::: Extracted material :::

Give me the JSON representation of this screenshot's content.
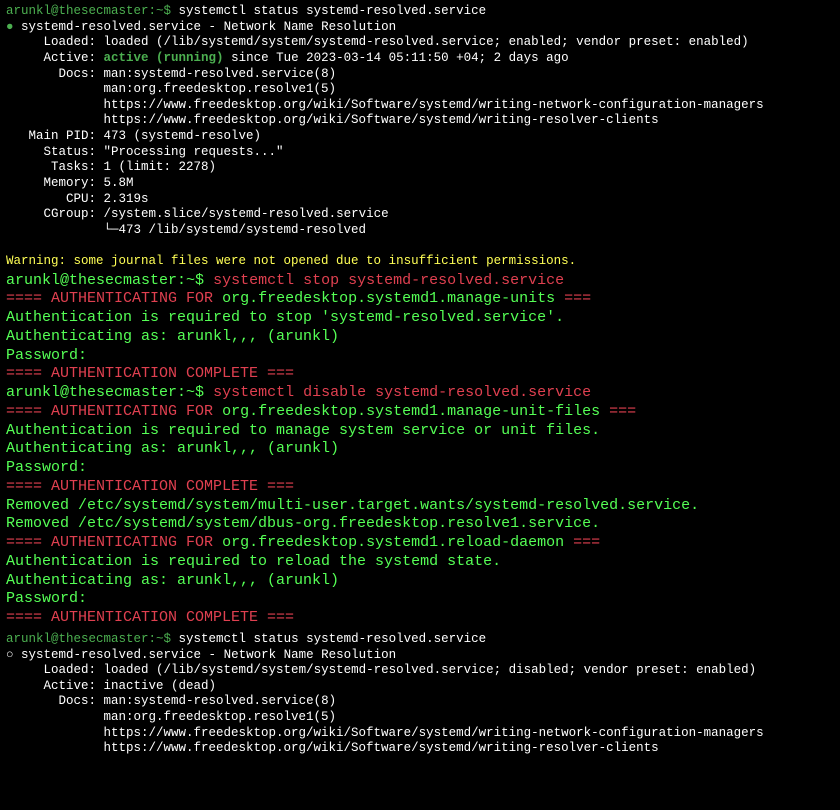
{
  "s1": {
    "prompt": "arunkl@thesecmaster:~$",
    "cmd": "systemctl status systemd-resolved.service",
    "bullet": "●",
    "title": "systemd-resolved.service - Network Name Resolution",
    "loaded_lbl": "     Loaded:",
    "loaded": "loaded (/lib/systemd/system/systemd-resolved.service; enabled; vendor preset: enabled)",
    "active_lbl": "     Active:",
    "active_val": "active (running)",
    "active_since": "since Tue 2023-03-14 05:11:50 +04; 2 days ago",
    "docs_lbl": "       Docs:",
    "doc1": "man:systemd-resolved.service(8)",
    "doc2": "             man:org.freedesktop.resolve1(5)",
    "doc3": "             https://www.freedesktop.org/wiki/Software/systemd/writing-network-configuration-managers",
    "doc4": "             https://www.freedesktop.org/wiki/Software/systemd/writing-resolver-clients",
    "pid_lbl": "   Main PID:",
    "pid": "473 (systemd-resolve)",
    "status_lbl": "     Status:",
    "status": "\"Processing requests...\"",
    "tasks_lbl": "      Tasks:",
    "tasks": "1 (limit: 2278)",
    "mem_lbl": "     Memory:",
    "mem": "5.8M",
    "cpu_lbl": "        CPU:",
    "cpu": "2.319s",
    "cgroup_lbl": "     CGroup:",
    "cgroup": "/system.slice/systemd-resolved.service",
    "cgroup2": "             └─473 /lib/systemd/systemd-resolved",
    "warn": "Warning: some journal files were not opened due to insufficient permissions."
  },
  "s2": {
    "prompt": "arunkl@thesecmaster:~$",
    "cmd": "systemctl stop systemd-resolved.service",
    "auth_for": "==== AUTHENTICATING FOR",
    "auth_unit": "org.freedesktop.systemd1.manage-units",
    "auth_end": "===",
    "msg": "Authentication is required to stop 'systemd-resolved.service'.",
    "auth_as": "Authenticating as: arunkl,,, (arunkl)",
    "password": "Password:",
    "complete": "==== AUTHENTICATION COMPLETE ==="
  },
  "s3": {
    "prompt": "arunkl@thesecmaster:~$",
    "cmd": "systemctl disable systemd-resolved.service",
    "auth_for": "==== AUTHENTICATING FOR",
    "unit1": "org.freedesktop.systemd1.manage-unit-files",
    "end": "===",
    "msg1": "Authentication is required to manage system service or unit files.",
    "auth_as": "Authenticating as: arunkl,,, (arunkl)",
    "password": "Password:",
    "complete": "==== AUTHENTICATION COMPLETE ===",
    "removed1": "Removed /etc/systemd/system/multi-user.target.wants/systemd-resolved.service.",
    "removed2": "Removed /etc/systemd/system/dbus-org.freedesktop.resolve1.service.",
    "unit2": "org.freedesktop.systemd1.reload-daemon",
    "msg2": "Authentication is required to reload the systemd state."
  },
  "s4": {
    "prompt": "arunkl@thesecmaster:~$",
    "cmd": "systemctl status systemd-resolved.service",
    "bullet": "○",
    "title": "systemd-resolved.service - Network Name Resolution",
    "loaded_lbl": "     Loaded:",
    "loaded": "loaded (/lib/systemd/system/systemd-resolved.service; disabled; vendor preset: enabled)",
    "active_lbl": "     Active:",
    "active": "inactive (dead)",
    "docs_lbl": "       Docs:",
    "doc1": "man:systemd-resolved.service(8)",
    "doc2": "             man:org.freedesktop.resolve1(5)",
    "doc3": "             https://www.freedesktop.org/wiki/Software/systemd/writing-network-configuration-managers",
    "doc4": "             https://www.freedesktop.org/wiki/Software/systemd/writing-resolver-clients"
  }
}
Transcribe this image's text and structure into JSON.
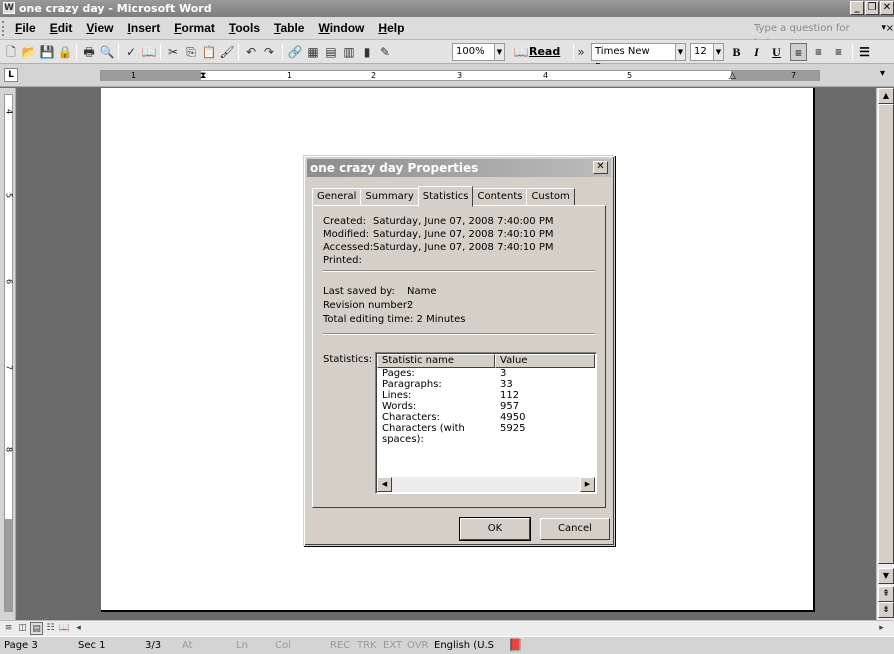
{
  "window": {
    "title": "one crazy day - Microsoft Word",
    "minimize": "_",
    "restore": "❐",
    "close": "✕"
  },
  "menu": {
    "items": [
      "File",
      "Edit",
      "View",
      "Insert",
      "Format",
      "Tools",
      "Table",
      "Window",
      "Help"
    ],
    "help_placeholder": "Type a question for help",
    "help_arrow": "▾",
    "doc_close": "×"
  },
  "toolbar": {
    "zoom": "100%",
    "read_label": "Read",
    "font_name": "Times New Roman",
    "font_size": "12",
    "bold": "B",
    "italic": "I",
    "underline": "U"
  },
  "ruler": {
    "tab_selector": "L",
    "h_numbers": [
      "1",
      "1",
      "2",
      "3",
      "4",
      "5",
      "7"
    ],
    "v_numbers": [
      "4",
      "5",
      "6",
      "7",
      "8"
    ]
  },
  "dialog": {
    "title": "one crazy day Properties",
    "close": "✕",
    "tabs": [
      "General",
      "Summary",
      "Statistics",
      "Contents",
      "Custom"
    ],
    "active_tab": "Statistics",
    "created_label": "Created:",
    "created_value": "Saturday, June 07, 2008 7:40:00 PM",
    "modified_label": "Modified:",
    "modified_value": "Saturday, June 07, 2008 7:40:10 PM",
    "accessed_label": "Accessed:",
    "accessed_value": "Saturday, June 07, 2008 7:40:10 PM",
    "printed_label": "Printed:",
    "printed_value": "",
    "last_saved_label": "Last saved by:",
    "last_saved_value": "Name",
    "revision_label": "Revision number:",
    "revision_value": "2",
    "editing_label": "Total editing time:",
    "editing_value": "2 Minutes",
    "statistics_label": "Statistics:",
    "stats_header": [
      "Statistic name",
      "Value"
    ],
    "stats": [
      {
        "name": "Pages:",
        "value": "3"
      },
      {
        "name": "Paragraphs:",
        "value": "33"
      },
      {
        "name": "Lines:",
        "value": "112"
      },
      {
        "name": "Words:",
        "value": "957"
      },
      {
        "name": "Characters:",
        "value": "4950"
      },
      {
        "name": "Characters (with spaces):",
        "value": "5925"
      }
    ],
    "ok_label": "OK",
    "cancel_label": "Cancel"
  },
  "status": {
    "page": "Page 3",
    "sec": "Sec 1",
    "page_of": "3/3",
    "at": "At",
    "ln": "Ln",
    "col": "Col",
    "rec": "REC",
    "trk": "TRK",
    "ext": "EXT",
    "ovr": "OVR",
    "language": "English (U.S"
  }
}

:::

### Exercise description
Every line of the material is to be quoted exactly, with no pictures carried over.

### Written answer
Give me the JSON representation of this screenshot's content.
{
  "s1": {
    "prompt": "arunkl@thesecmaster:~$",
    "cmd": "systemctl status systemd-resolved.service",
    "bullet": "●",
    "title": "systemd-resolved.service - Network Name Resolution",
    "loaded_lbl": "     Loaded:",
    "loaded": "loaded (/lib/systemd/system/systemd-resolved.service; enabled; vendor preset: enabled)",
    "active_lbl": "     Active:",
    "active_val": "active (running)",
    "active_since": "since Tue 2023-03-14 05:11:50 +04; 2 days ago",
    "docs_lbl": "       Docs:",
    "doc1": "man:systemd-resolved.service(8)",
    "doc2": "             man:org.freedesktop.resolve1(5)",
    "doc3": "             https://www.freedesktop.org/wiki/Software/systemd/writing-network-configuration-managers",
    "doc4": "             https://www.freedesktop.org/wiki/Software/systemd/writing-resolver-clients",
    "pid_lbl": "   Main PID:",
    "pid": "473 (systemd-resolve)",
    "status_lbl": "     Status:",
    "status": "\"Processing requests...\"",
    "tasks_lbl": "      Tasks:",
    "tasks": "1 (limit: 2278)",
    "mem_lbl": "     Memory:",
    "mem": "5.8M",
    "cpu_lbl": "        CPU:",
    "cpu": "2.319s",
    "cgroup_lbl": "     CGroup:",
    "cgroup": "/system.slice/systemd-resolved.service",
    "cgroup2": "             └─473 /lib/systemd/systemd-resolved",
    "warn": "Warning: some journal files were not opened due to insufficient permissions."
  },
  "s2": {
    "prompt": "arunkl@thesecmaster:~$",
    "cmd": "systemctl stop systemd-resolved.service",
    "auth_for": "==== AUTHENTICATING FOR",
    "auth_unit": "org.freedesktop.systemd1.manage-units",
    "auth_end": "===",
    "msg": "Authentication is required to stop 'systemd-resolved.service'.",
    "auth_as": "Authenticating as: arunkl,,, (arunkl)",
    "password": "Password:",
    "complete": "==== AUTHENTICATION COMPLETE ==="
  },
  "s3": {
    "prompt": "arunkl@thesecmaster:~$",
    "cmd": "systemctl disable systemd-resolved.service",
    "auth_for": "==== AUTHENTICATING FOR",
    "unit1": "org.freedesktop.systemd1.manage-unit-files",
    "end": "===",
    "msg1": "Authentication is required to manage system service or unit files.",
    "auth_as": "Authenticating as: arunkl,,, (arunkl)",
    "password": "Password:",
    "complete": "==== AUTHENTICATION COMPLETE ===",
    "removed1": "Removed /etc/systemd/system/multi-user.target.wants/systemd-resolved.service.",
    "removed2": "Removed /etc/systemd/system/dbus-org.freedesktop.resolve1.service.",
    "unit2": "org.freedesktop.systemd1.reload-daemon",
    "msg2": "Authentication is required to reload the systemd state."
  },
  "s4": {
    "prompt": "arunkl@thesecmaster:~$",
    "cmd": "systemctl status systemd-resolved.service",
    "bullet": "○",
    "title": "systemd-resolved.service - Network Name Resolution",
    "loaded_lbl": "     Loaded:",
    "loaded": "loaded (/lib/systemd/system/systemd-resolved.service; disabled; vendor preset: enabled)",
    "active_lbl": "     Active:",
    "active": "inactive (dead)",
    "docs_lbl": "       Docs:",
    "doc1": "man:systemd-resolved.service(8)",
    "doc2": "             man:org.freedesktop.resolve1(5)",
    "doc3": "             https://www.freedesktop.org/wiki/Software/systemd/writing-network-configuration-managers",
    "doc4": "             https://www.freedesktop.org/wiki/Software/systemd/writing-resolver-clients"
  }
}
Transcribe this image's text and structure into JSON.
{
  "window": {
    "title": "one crazy day - Microsoft Word",
    "minimize": "_",
    "restore": "❐",
    "close": "✕"
  },
  "menu": {
    "items": [
      "File",
      "Edit",
      "View",
      "Insert",
      "Format",
      "Tools",
      "Table",
      "Window",
      "Help"
    ],
    "help_placeholder": "Type a question for help",
    "help_arrow": "▾",
    "doc_close": "×"
  },
  "toolbar": {
    "zoom": "100%",
    "read_label": "Read",
    "font_name": "Times New Roman",
    "font_size": "12",
    "bold": "B",
    "italic": "I",
    "underline": "U"
  },
  "ruler": {
    "tab_selector": "L",
    "h_numbers": [
      "1",
      "1",
      "2",
      "3",
      "4",
      "5",
      "7"
    ],
    "v_numbers": [
      "4",
      "5",
      "6",
      "7",
      "8"
    ]
  },
  "dialog": {
    "title": "one crazy day Properties",
    "close": "✕",
    "tabs": [
      "General",
      "Summary",
      "Statistics",
      "Contents",
      "Custom"
    ],
    "active_tab": "Statistics",
    "created_label": "Created:",
    "created_value": "Saturday, June 07, 2008 7:40:00 PM",
    "modified_label": "Modified:",
    "modified_value": "Saturday, June 07, 2008 7:40:10 PM",
    "accessed_label": "Accessed:",
    "accessed_value": "Saturday, June 07, 2008 7:40:10 PM",
    "printed_label": "Printed:",
    "printed_value": "",
    "last_saved_label": "Last saved by:",
    "last_saved_value": "Name",
    "revision_label": "Revision number:",
    "revision_value": "2",
    "editing_label": "Total editing time:",
    "editing_value": "2 Minutes",
    "statistics_label": "Statistics:",
    "stats_header": [
      "Statistic name",
      "Value"
    ],
    "stats": [
      {
        "name": "Pages:",
        "value": "3"
      },
      {
        "name": "Paragraphs:",
        "value": "33"
      },
      {
        "name": "Lines:",
        "value": "112"
      },
      {
        "name": "Words:",
        "value": "957"
      },
      {
        "name": "Characters:",
        "value": "4950"
      },
      {
        "name": "Characters (with spaces):",
        "value": "5925"
      }
    ],
    "ok_label": "OK",
    "cancel_label": "Cancel"
  },
  "status": {
    "page": "Page 3",
    "sec": "Sec 1",
    "page_of": "3/3",
    "at": "At",
    "ln": "Ln",
    "col": "Col",
    "rec": "REC",
    "trk": "TRK",
    "ext": "EXT",
    "ovr": "OVR",
    "language": "English (U.S"
  }
}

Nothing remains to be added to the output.